Common challenges faced by female addicts include:
- Maintaining close relationships with people who are still drinking and using (spouses/partners, boyfriends/girlfriends, regular sexual hookups, etc.)
- Avoiding close relationships with women, especially when men are around
- A history of sexual relationships where alcohol/drugs and sex have been the primary bond
- Using alcohol or drugs to tolerate neglectful and/or abusive relationships
- Inability to enjoy sexual intimacy without the concurrent use of alcohol or drugs
- Making relationships a greater priority than sobriety (including meaningful and supportive friendships with sober women)
- Drinking or using to please an addicted partner
- A history of having sex or relationships with people primarily because they supply alcohol or drugs
- A lack of direction and insight related to the adult manifestations of early emotional, physical, and/or sexual abuse
In recent years it has become increasingly clear, as I work to evolve both substance abuse and intimacy disorders treatment, that many addicts of both genders consistently abuse substances (or engage in other addictions) in conjunction with and/or in reaction to problems with adult intimacy and sexuality. Furthermore, when these individuals fuse substance abuse with sexual/romantic activity, each behavior can reinforce the other, creating over time a paired trigger toward the formation of addiction and/or addiction relapse. Either way, I have found that treating the addict’s substance abuse issues without also addressing his or her adult sexual and romantic behaviors often leaves the addict vulnerable to relapse. In other words, if treatment doesn’t address both the substance abuse and the client’s adult intimacy issues, then the client may not fully heal.

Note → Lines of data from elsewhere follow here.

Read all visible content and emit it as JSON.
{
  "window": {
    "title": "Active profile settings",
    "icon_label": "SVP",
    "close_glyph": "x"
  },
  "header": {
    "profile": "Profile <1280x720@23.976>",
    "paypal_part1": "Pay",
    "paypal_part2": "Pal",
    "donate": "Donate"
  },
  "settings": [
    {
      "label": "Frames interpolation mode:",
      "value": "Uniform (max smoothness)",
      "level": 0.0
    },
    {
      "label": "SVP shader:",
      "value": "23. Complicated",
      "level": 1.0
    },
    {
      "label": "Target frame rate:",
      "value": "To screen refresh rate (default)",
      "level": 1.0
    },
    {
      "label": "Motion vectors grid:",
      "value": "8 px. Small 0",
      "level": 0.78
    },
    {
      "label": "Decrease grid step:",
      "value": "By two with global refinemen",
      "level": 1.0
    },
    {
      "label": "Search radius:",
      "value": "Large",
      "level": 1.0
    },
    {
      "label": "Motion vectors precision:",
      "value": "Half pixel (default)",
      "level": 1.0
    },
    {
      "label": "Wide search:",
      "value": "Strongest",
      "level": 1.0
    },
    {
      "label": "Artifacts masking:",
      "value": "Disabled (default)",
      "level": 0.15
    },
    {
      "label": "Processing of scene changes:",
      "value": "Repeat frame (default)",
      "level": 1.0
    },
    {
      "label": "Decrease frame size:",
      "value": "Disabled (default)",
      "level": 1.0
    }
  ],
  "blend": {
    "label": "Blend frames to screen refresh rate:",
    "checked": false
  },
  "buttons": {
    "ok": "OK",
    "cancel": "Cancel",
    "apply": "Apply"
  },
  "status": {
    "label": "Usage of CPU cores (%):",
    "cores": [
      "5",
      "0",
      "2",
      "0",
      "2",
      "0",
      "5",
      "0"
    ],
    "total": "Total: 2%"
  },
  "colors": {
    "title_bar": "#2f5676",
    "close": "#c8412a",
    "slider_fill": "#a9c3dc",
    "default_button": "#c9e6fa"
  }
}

As of now, there are very few treatment facilities for women that address this linking of substance abuse and sex/relationships. One is The Ranch, located in Nunnelly, TN, where treatment typically focuses on trauma and relationship disorders (and the ways in which they relate to addiction). The other facility, addressing the link more directly, is the Substance Abuse and Intimacy Disorders Program at Right Step, DFW. What these two programs provide that most other rehab facilities don’t is a conscious recognition of the connection between substance abuse and sex/relationship/intimacy issues. Beyond that, the treatment parallels that of effective addiction treatment in general (both substance and behavioral).
Most of the clients at the Substance Abuse and Intimacy Disorders Program, like Amy in the example above, have spent a great deal of time and money trying to get chemically sober, only to relapse thanks to their unaddressed intimacy issues. Many have lost hope of ever achieving any sort of lasting sobriety or happiness. The good news is that once they enter the SAID program and become fully educated about the dual nature of their problem, hope is typically renewed.
These women seem to understand intuitively that by recognizing and treating the full nature of their addiction—including the sex, relationship, and intimacy elements—they finally have a chance at real recovery. Simply put, addressing substance abuse and sexual/romantic behaviors simultaneously is the best (perhaps the only) way to help these women gain much-needed insight into the entire spectrum of their addictive behavior patterns, identifying triggers for relapse and developing the comprehensive range of healthy coping mechanisms needed for lasting sobriety. When treated in this way, these women are finally offered the best available opportunity to both develop and maintain a rewarding, emotionally healthy, drug-free life.